AB - Limited diffraction beams have a large depth of field and are approximately depth-independent, even if they are produced with a finite aperture. Therefore, they may have applications in medical imaging, tissue characterization, nondestructive evaluation of materials, as well as other physical branches such as optics and electromagnetics. However, limited diffraction beams have larger sidelobes than those of conventional beams at their focuses. A method has been proposed for reducing the sidelobes of limited diffraction beams at the expense of frame rate. In this paper, we study the efficacy of the method when stepwise aperture weighting functions are used to produce the beams. Results show that the method works well with a transducer of only 14 rings and 16 sectors. The transducer has a 25 mm diameter and 3.5 MHz central frequency, and can produce a pulse-echo response that maintains a -6-dB mainlobe width of about 1.83 mm over a depth of field of about 150 mm.

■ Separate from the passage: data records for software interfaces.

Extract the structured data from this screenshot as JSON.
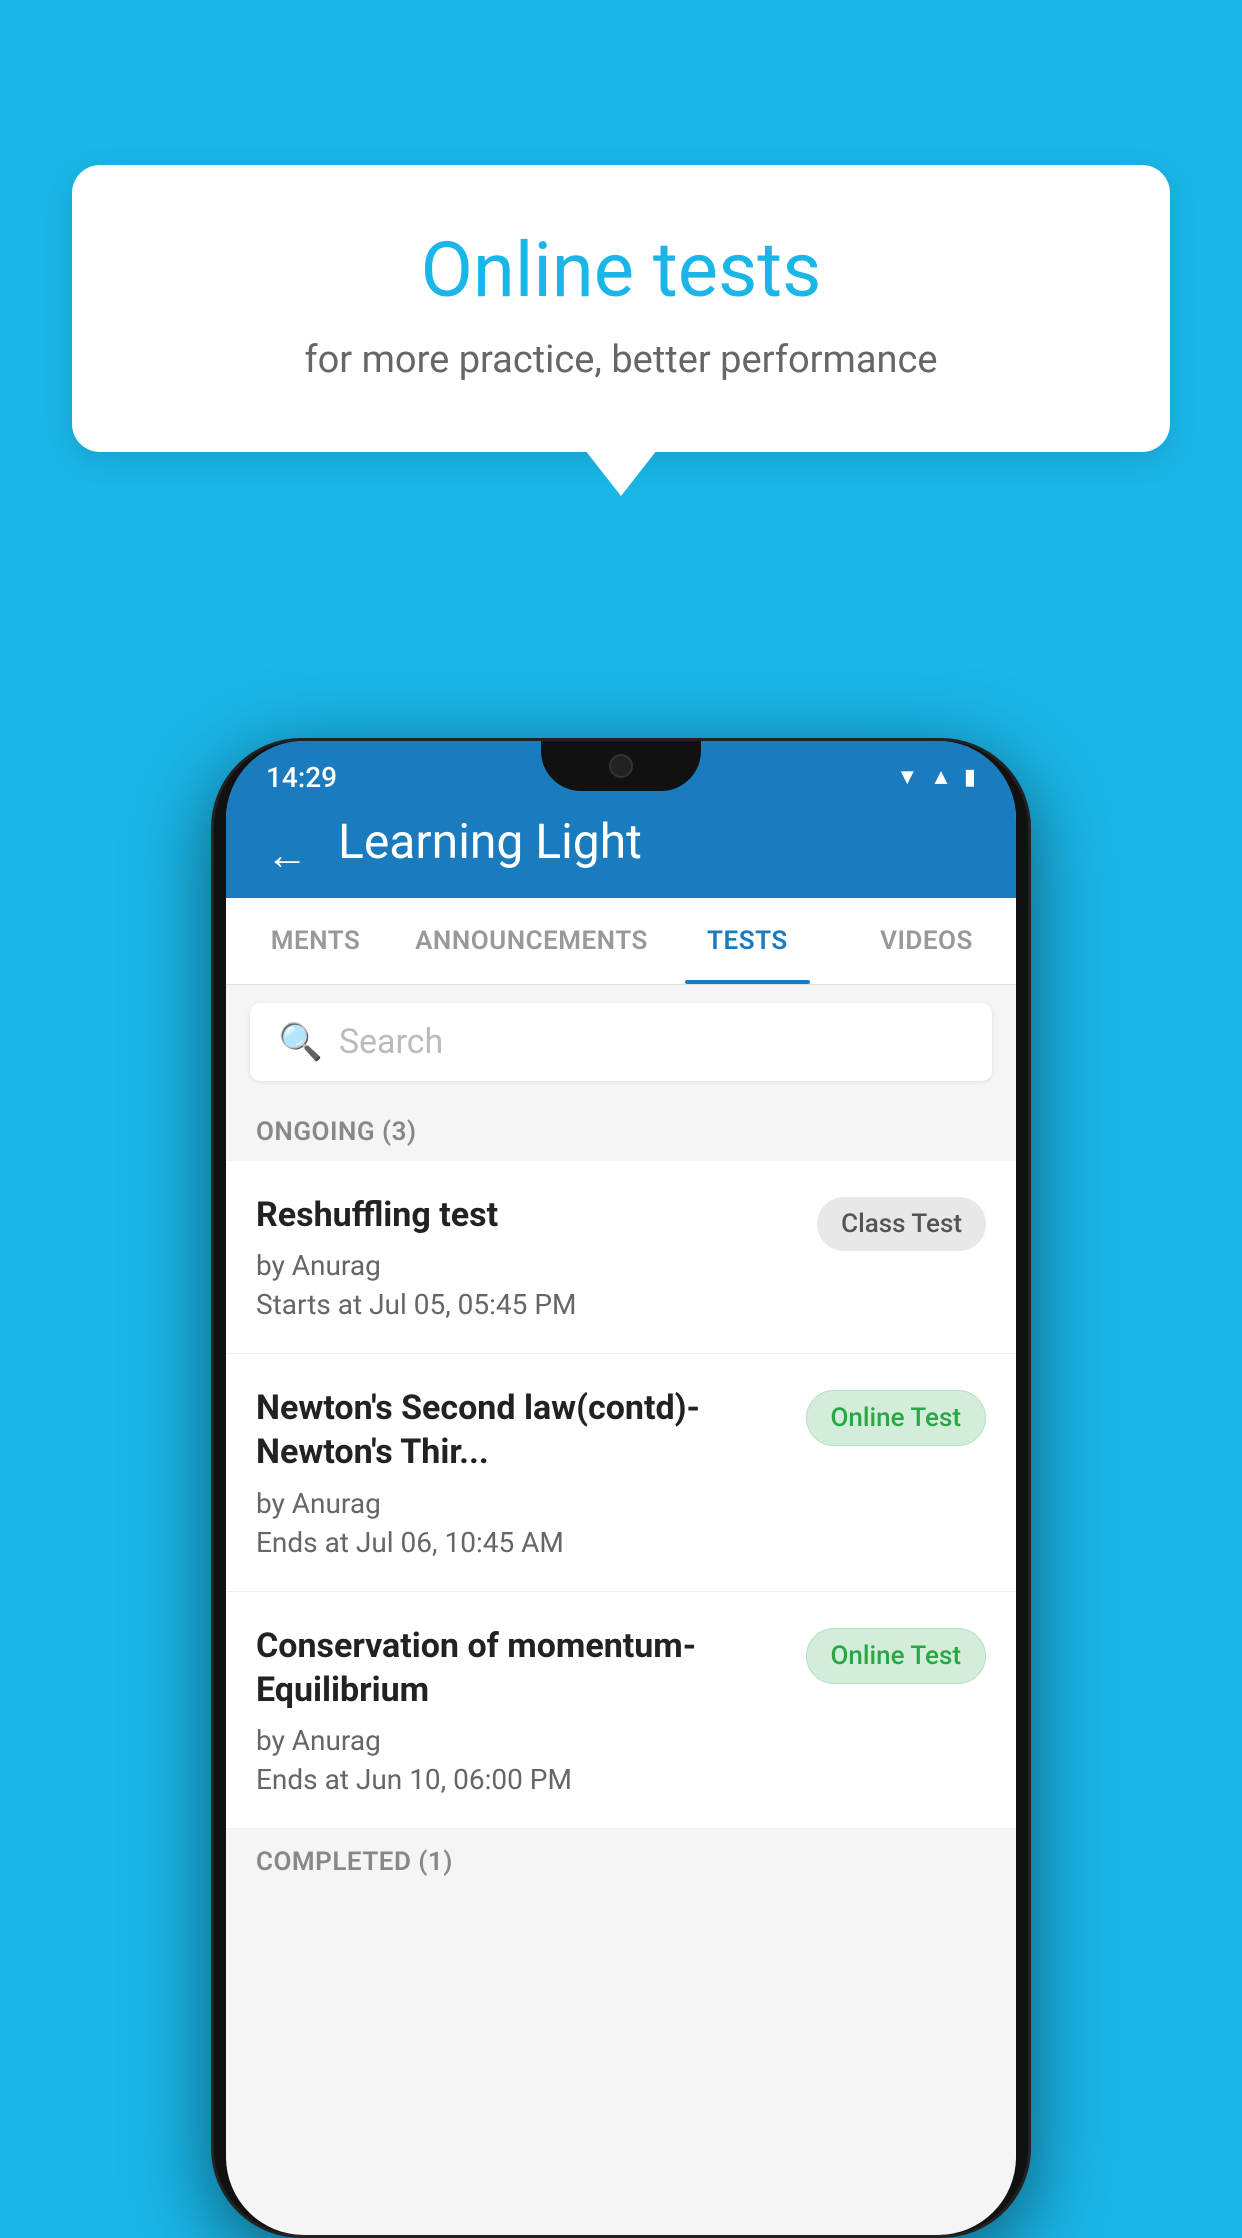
{
  "background": {
    "color": "#1ab6e8"
  },
  "promo": {
    "title": "Online tests",
    "subtitle": "for more practice, better performance"
  },
  "phone": {
    "status": {
      "time": "14:29",
      "wifi_icon": "▼",
      "signal_icon": "▲",
      "battery_icon": "▮"
    },
    "app": {
      "title": "Learning Light",
      "back_label": "←",
      "tabs": [
        {
          "label": "MENTS",
          "active": false
        },
        {
          "label": "ANNOUNCEMENTS",
          "active": false
        },
        {
          "label": "TESTS",
          "active": true
        },
        {
          "label": "VIDEOS",
          "active": false
        }
      ],
      "search": {
        "placeholder": "Search"
      },
      "ongoing_section": "ONGOING (3)",
      "tests": [
        {
          "name": "Reshuffling test",
          "by": "by Anurag",
          "date": "Starts at  Jul 05, 05:45 PM",
          "badge": "Class Test",
          "badge_type": "class"
        },
        {
          "name": "Newton's Second law(contd)-Newton's Thir...",
          "by": "by Anurag",
          "date": "Ends at  Jul 06, 10:45 AM",
          "badge": "Online Test",
          "badge_type": "online"
        },
        {
          "name": "Conservation of momentum-Equilibrium",
          "by": "by Anurag",
          "date": "Ends at  Jun 10, 06:00 PM",
          "badge": "Online Test",
          "badge_type": "online"
        }
      ],
      "completed_section": "COMPLETED (1)"
    }
  }
}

UR - http://www.scopus.com/inward/record.url?scp=0027867058&partnerID=8YFLogxK

UR - http://www.scopus.com/inward/citedby.url?scp=0027867058&partnerID=8YFLogxK

M3 - Conference contribution

AN - SCOPUS:0027867058

SN - 0780312783

VL - 2

SP - 1077

EP - 1082

BT - Proceedings of the IEEE Ultrasonics Symposium

PB - Publ by IEEE

CY - Piscataway, NJ, United States

ER -